Children had to name and then identify the letter, lifting the card to reveal whether the worm was behind that letter.
"(The library) chose branches where we thought the children in that community could use the support his program provides," Harrison said.
This is the fourth year the library has offered Kindergarten Boot Camp. It began as a pilot program at the Whitehall and Hilltop branches.
The free program, in its fourth year, has grown from two library locations in 2015 to eight, said Kathy Shahbodaghi, public services director for Columbus Metropolitan Library.
It was piloted as the Whitehall and Hilltop branches because of low kindergarten readiness scores at the nearby elementary schools, she said.
Among the parents at Whitehall's boot camp was Hayat Ouali, who enrolled her 5-year-old daughter, Dihya Mekaouche.
"My friend told me about (the camp)," said Ouali, adding her daughter "is excited to be going to kindergarten."
Ouali said the camp has been helpful for both of them and added she can continue helping her daughter prepare at home for the first day of school.
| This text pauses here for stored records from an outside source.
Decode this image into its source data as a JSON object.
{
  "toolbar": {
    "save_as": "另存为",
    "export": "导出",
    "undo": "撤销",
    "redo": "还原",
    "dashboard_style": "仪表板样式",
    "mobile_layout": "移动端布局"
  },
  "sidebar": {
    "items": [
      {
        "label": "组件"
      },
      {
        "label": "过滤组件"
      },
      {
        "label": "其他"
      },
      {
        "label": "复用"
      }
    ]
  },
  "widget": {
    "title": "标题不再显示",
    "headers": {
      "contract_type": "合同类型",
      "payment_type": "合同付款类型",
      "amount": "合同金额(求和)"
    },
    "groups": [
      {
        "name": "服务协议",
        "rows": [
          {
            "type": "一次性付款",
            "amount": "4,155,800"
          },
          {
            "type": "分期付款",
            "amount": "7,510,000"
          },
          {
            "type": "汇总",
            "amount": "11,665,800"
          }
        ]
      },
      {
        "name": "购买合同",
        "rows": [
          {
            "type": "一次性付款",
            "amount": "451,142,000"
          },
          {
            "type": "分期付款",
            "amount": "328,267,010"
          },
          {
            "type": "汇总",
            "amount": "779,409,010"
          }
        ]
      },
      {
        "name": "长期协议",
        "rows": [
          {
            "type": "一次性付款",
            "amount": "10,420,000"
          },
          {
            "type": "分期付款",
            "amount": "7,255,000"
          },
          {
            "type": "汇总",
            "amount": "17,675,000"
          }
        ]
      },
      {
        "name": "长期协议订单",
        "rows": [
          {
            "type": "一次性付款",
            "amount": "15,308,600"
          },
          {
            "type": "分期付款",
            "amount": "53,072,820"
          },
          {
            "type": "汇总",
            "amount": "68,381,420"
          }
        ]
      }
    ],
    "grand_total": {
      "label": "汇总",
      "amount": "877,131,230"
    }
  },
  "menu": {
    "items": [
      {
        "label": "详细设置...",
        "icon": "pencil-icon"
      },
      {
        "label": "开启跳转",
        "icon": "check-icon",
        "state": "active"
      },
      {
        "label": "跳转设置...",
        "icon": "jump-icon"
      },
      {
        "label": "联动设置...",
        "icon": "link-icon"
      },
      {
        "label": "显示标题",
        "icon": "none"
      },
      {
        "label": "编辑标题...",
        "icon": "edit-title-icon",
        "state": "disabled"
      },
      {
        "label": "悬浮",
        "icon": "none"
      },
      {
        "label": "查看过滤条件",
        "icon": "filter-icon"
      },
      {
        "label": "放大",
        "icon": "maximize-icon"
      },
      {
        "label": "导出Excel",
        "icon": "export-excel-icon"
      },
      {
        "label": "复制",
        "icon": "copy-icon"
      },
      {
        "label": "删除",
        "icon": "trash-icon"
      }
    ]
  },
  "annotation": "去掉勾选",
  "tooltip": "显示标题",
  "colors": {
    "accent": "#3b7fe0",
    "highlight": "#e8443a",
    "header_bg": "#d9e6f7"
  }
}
Dihya appears to have a good grasp on letter recognition and spelling, quickly and politely advising Chrobak that her name was misspelled on a copied sheet made for each student.
"I like (the camp)," Dihya said.